TASK BRIEF: Output every entry below word for word, minus the images.

EXCERPTED DATA:
[Start of Attachment]
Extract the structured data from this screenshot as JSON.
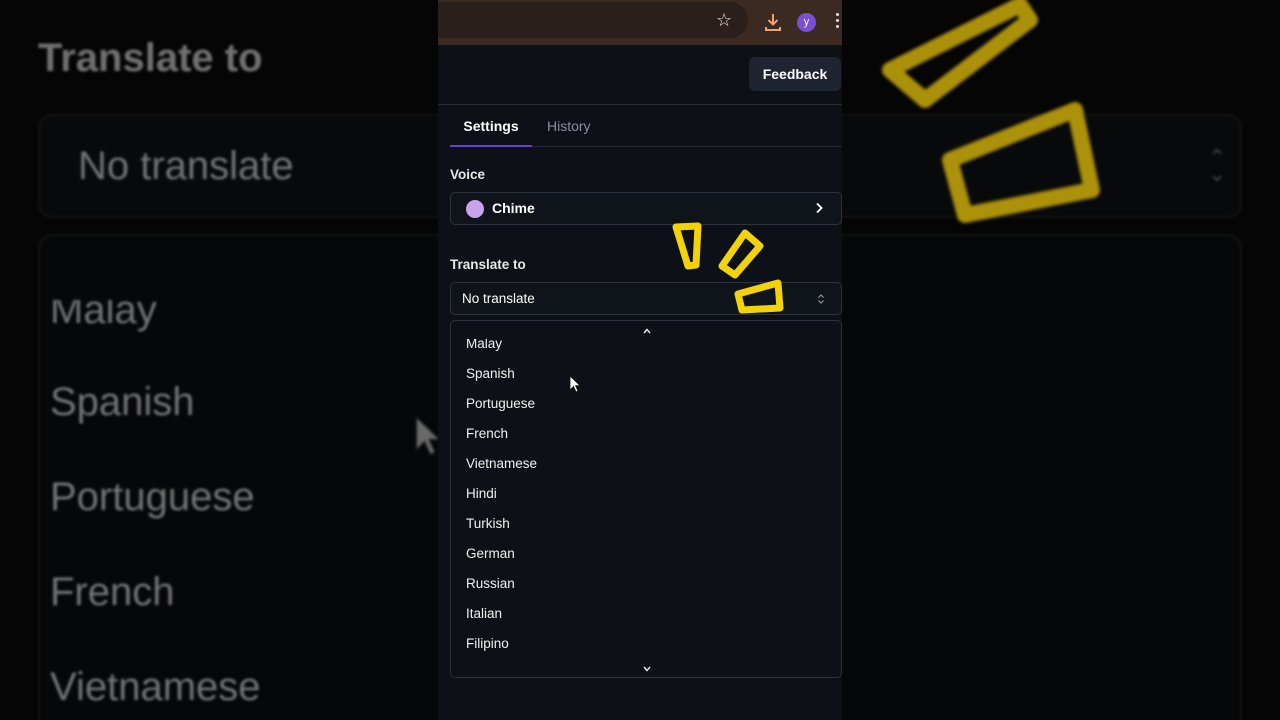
{
  "browser": {
    "avatar_letter": "y",
    "icons": [
      "star-icon",
      "download-icon",
      "kebab-menu-icon"
    ]
  },
  "header": {
    "feedback_label": "Feedback"
  },
  "tabs": [
    {
      "label": "Settings",
      "active": true
    },
    {
      "label": "History",
      "active": false
    }
  ],
  "voice": {
    "label": "Voice",
    "selected": "Chime",
    "swatch_color": "#c7a3ea"
  },
  "translate": {
    "label": "Translate to",
    "selected": "No translate",
    "options": [
      "Malay",
      "Spanish",
      "Portuguese",
      "French",
      "Vietnamese",
      "Hindi",
      "Turkish",
      "German",
      "Russian",
      "Italian",
      "Filipino"
    ]
  },
  "backdrop": {
    "title": "Translate to",
    "select_value": "No translate",
    "options": [
      "Malay",
      "Spanish",
      "Portuguese",
      "French",
      "Vietnamese"
    ]
  },
  "colors": {
    "accent": "#6d3fd1",
    "panel_bg": "#0d1117",
    "highlighter": "#f2d20a"
  }
}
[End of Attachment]
SOLVED EXERCISE:
Extract the structured data from this screenshot as JSON.
{
  "browser": {
    "avatar_letter": "y",
    "icons": [
      "star-icon",
      "download-icon",
      "kebab-menu-icon"
    ]
  },
  "header": {
    "feedback_label": "Feedback"
  },
  "tabs": [
    {
      "label": "Settings",
      "active": true
    },
    {
      "label": "History",
      "active": false
    }
  ],
  "voice": {
    "label": "Voice",
    "selected": "Chime",
    "swatch_color": "#c7a3ea"
  },
  "translate": {
    "label": "Translate to",
    "selected": "No translate",
    "options": [
      "Malay",
      "Spanish",
      "Portuguese",
      "French",
      "Vietnamese",
      "Hindi",
      "Turkish",
      "German",
      "Russian",
      "Italian",
      "Filipino"
    ]
  },
  "backdrop": {
    "title": "Translate to",
    "select_value": "No translate",
    "options": [
      "Malay",
      "Spanish",
      "Portuguese",
      "French",
      "Vietnamese"
    ]
  },
  "colors": {
    "accent": "#6d3fd1",
    "panel_bg": "#0d1117",
    "highlighter": "#f2d20a"
  }
}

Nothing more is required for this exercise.